## TASK OBJECTIVE
Please report each line in the material below that includes "Customer".

(SUPPLIED DATA)

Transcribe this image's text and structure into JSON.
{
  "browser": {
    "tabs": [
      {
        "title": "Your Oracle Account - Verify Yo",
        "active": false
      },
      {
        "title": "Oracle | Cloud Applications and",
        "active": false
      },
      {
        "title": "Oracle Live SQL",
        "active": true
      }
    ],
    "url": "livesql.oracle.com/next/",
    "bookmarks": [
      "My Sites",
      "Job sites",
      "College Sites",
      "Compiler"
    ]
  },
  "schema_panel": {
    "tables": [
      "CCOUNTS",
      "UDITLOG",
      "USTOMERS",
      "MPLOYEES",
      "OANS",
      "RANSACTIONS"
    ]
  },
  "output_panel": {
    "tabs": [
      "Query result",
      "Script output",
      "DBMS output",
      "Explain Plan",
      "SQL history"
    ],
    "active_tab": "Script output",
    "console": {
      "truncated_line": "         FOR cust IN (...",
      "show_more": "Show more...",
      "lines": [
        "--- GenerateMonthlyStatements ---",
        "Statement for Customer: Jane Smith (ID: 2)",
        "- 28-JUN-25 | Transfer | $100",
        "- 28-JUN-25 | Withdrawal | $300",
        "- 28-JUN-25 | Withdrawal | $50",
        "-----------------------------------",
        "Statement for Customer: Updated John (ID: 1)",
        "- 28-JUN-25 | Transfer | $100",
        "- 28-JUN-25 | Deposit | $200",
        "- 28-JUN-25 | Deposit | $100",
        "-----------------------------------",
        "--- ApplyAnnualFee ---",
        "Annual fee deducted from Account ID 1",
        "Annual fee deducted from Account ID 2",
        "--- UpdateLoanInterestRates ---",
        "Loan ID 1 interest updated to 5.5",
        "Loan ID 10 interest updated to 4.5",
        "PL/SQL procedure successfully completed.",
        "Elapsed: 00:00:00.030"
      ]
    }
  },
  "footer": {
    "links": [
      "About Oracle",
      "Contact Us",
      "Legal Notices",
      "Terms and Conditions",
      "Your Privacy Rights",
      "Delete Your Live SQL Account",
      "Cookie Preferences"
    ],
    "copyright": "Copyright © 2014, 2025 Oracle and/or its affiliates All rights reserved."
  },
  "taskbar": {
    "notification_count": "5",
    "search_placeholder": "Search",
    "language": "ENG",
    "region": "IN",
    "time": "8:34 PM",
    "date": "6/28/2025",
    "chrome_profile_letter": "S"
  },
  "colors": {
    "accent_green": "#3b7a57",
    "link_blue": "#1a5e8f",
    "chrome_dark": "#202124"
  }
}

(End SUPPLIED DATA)

## EXERCISE OUTPUT
        "Statement for Customer: Jane Smith (ID: 2)",
        "Statement for Customer: Updated John (ID: 1)",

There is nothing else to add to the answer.